“Well, all flowers to be truthful, but lilies more than most. I must ask you to refrain from using them in the displays you place anywhere near my seat at the organ.”
“If you’d be so kind could you remove them at once?” He sneezed again.
“I’ve never heard the like.”
An expression that might have been a smile rose on his face. “I’m sure I am not the only individual to suffer from the symptoms they induce.”
“Of course I’ll take them away, Mr. Grafton. May I ask, are there any flowers that don’t affect you?”
He pursed his lips and tapped one finger against the walking cane in his hand. Several seconds passed until he spoke. “Daisies, I believe they cause no reaction at all.”
“I can’t possibly acquire daisies this time of year!”
“Then perhaps you can turn your thoughts to using something else in your displays?”
Heat flooded her cheeks. She bent and picked up the arrangement and hurried away to put it back on the pedestal in the gloomy alcove. Setting the flowers in place, she gently twisted one or two to enhance their position, and all the time she bit at her lip. There seemed little choice but to modify her plans for roses and lilies during Advent. Daisies were quite out of the question, even the tall ox-eye form would be impossible to obtain from the market wholesaler in winter. No one she knew of grew daisies in their hot house.
She made her way back to the pew where she’d left her sketchbook. All flowers except daisies. His complaint made her task no pleasure.
The sounds from the organ as he played did nothing to soothe her mind. She sat and opened the note pad, staring at the designs she had begun. Three evenings this week she’d made drawings. Now none of them might be suitable.
Grace, simplicity and elegance, those words always summed up her efforts when creating arrangements for the church. She sucked at the end of her pencil, her chin on her palm, while she stared into the dim corner for the whole length of the beautiful piece he played, whatever it might be named.
If she didn’t order flowers each week from the wholesaler she may well lose the generous discount the trader had offered, knowing the work she did was for the church. If that happened the price of the displays would increase, and perhaps the committee might come to the decision they no longer needed her services.
Stephen Grafton, the blind organist at Holy Trinity Church, is gaining a reputation for his fine playing and compositions. Alice Broadbrace’s initial venture back into society after years in deep mourning brings her to the notice of the talented organist, and he offers her the opportunity to sing a solo carol to his accompaniment. His courage convinces her to find her own, while her charm entices him into thoughts of romance. A difficult walk in a snow storm is only the beginning of Stephen and Alice’s journey to happiness. Enjoy this sweet Victorian tale of talent and love blossoming.
Thanks for reading
Find Daisy Banks here
Barnes and Noble http://bit.ly/1NWh8gi
Daisy Banks is the author of

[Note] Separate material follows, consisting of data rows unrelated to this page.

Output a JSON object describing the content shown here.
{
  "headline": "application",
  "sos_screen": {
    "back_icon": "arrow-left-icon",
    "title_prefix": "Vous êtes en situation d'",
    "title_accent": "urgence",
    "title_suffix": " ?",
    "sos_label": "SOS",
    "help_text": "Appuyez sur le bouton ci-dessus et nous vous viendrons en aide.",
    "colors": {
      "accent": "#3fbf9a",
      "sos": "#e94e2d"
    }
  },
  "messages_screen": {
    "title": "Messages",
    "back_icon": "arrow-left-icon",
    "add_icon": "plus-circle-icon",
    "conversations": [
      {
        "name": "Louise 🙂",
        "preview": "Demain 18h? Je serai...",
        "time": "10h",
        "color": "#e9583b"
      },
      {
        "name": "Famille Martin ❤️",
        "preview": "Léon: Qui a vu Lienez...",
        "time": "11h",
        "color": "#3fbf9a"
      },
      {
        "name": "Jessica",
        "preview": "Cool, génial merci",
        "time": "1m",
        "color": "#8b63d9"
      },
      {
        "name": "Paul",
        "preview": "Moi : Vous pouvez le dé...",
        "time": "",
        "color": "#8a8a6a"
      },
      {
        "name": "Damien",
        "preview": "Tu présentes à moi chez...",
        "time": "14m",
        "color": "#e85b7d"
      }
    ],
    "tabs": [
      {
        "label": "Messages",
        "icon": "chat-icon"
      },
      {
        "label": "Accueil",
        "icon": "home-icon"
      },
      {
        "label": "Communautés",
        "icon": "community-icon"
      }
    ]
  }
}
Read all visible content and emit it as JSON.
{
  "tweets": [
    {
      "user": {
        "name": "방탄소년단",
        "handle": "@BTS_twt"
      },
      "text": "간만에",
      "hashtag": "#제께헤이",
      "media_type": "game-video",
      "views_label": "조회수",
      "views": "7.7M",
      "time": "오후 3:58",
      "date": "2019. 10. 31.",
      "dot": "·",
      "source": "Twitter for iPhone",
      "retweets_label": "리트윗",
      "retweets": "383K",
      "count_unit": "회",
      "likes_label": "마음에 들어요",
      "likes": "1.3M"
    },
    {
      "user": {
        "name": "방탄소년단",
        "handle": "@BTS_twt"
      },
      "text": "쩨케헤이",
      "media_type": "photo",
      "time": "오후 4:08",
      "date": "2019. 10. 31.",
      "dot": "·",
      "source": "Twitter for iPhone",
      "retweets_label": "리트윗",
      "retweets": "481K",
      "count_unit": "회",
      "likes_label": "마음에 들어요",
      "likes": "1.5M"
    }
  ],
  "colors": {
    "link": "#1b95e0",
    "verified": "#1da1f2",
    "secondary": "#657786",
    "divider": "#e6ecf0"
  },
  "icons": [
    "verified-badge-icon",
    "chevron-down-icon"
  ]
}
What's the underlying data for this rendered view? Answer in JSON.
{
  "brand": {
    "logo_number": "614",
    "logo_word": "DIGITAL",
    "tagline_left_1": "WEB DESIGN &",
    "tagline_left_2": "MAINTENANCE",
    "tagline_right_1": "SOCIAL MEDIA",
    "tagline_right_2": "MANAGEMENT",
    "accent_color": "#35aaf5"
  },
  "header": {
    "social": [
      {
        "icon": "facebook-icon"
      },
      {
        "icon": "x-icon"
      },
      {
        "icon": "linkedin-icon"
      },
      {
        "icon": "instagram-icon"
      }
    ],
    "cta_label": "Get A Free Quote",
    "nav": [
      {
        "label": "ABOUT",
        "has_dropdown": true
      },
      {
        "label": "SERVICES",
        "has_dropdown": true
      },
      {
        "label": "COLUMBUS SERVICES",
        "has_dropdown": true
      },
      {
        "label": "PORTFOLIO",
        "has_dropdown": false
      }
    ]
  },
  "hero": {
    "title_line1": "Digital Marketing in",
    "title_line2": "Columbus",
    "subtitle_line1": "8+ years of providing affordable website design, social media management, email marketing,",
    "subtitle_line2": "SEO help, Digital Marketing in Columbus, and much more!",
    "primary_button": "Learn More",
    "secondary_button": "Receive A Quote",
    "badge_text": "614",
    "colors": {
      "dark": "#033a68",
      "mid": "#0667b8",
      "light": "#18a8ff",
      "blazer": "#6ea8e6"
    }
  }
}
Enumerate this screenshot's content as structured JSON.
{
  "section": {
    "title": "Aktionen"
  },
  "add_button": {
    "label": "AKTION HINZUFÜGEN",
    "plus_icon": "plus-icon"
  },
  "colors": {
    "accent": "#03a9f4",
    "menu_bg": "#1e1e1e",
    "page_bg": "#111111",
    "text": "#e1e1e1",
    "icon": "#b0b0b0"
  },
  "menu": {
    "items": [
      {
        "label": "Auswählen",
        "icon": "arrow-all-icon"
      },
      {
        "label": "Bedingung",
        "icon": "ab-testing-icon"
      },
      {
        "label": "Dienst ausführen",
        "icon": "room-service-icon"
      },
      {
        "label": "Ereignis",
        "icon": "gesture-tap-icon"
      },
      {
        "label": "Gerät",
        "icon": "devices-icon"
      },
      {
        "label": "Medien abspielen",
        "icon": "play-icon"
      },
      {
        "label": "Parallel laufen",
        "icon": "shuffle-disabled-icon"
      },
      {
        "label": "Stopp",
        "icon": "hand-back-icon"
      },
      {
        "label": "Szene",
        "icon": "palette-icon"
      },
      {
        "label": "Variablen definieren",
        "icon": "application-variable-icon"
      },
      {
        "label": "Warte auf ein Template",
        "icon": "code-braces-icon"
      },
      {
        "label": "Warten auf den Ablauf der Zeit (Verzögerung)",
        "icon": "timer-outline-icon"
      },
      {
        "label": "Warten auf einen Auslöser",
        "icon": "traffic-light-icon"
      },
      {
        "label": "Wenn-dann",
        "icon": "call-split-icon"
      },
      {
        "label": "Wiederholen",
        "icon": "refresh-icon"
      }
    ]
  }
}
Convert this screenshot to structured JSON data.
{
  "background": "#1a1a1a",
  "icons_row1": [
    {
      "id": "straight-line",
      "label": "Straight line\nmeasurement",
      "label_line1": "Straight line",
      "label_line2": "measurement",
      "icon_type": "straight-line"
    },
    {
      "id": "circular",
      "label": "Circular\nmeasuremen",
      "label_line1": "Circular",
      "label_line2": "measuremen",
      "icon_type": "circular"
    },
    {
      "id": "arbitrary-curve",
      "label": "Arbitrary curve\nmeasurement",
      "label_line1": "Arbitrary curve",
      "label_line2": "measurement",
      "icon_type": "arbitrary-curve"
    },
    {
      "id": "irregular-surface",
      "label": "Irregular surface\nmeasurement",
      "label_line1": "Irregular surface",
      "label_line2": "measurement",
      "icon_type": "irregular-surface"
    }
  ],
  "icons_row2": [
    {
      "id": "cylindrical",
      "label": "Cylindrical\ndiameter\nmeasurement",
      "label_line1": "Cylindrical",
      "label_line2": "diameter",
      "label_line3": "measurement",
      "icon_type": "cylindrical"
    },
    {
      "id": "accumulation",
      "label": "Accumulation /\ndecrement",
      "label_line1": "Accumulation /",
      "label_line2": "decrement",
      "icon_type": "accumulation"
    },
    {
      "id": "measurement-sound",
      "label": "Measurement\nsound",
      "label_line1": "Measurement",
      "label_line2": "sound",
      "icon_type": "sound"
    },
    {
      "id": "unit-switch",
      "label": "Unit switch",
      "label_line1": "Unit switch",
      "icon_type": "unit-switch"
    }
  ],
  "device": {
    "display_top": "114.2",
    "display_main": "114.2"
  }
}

Soon to be available with Liquid Silver Books Serving the Serpent
Marked for Magic
A Perfect Match
A Gentleman’s Folly
Your Heart My Soul
A Matter of Some Scandal
Daisy’s books are available here
Daisy Banks writes a regular monthly story in the Sexy to Go compilations.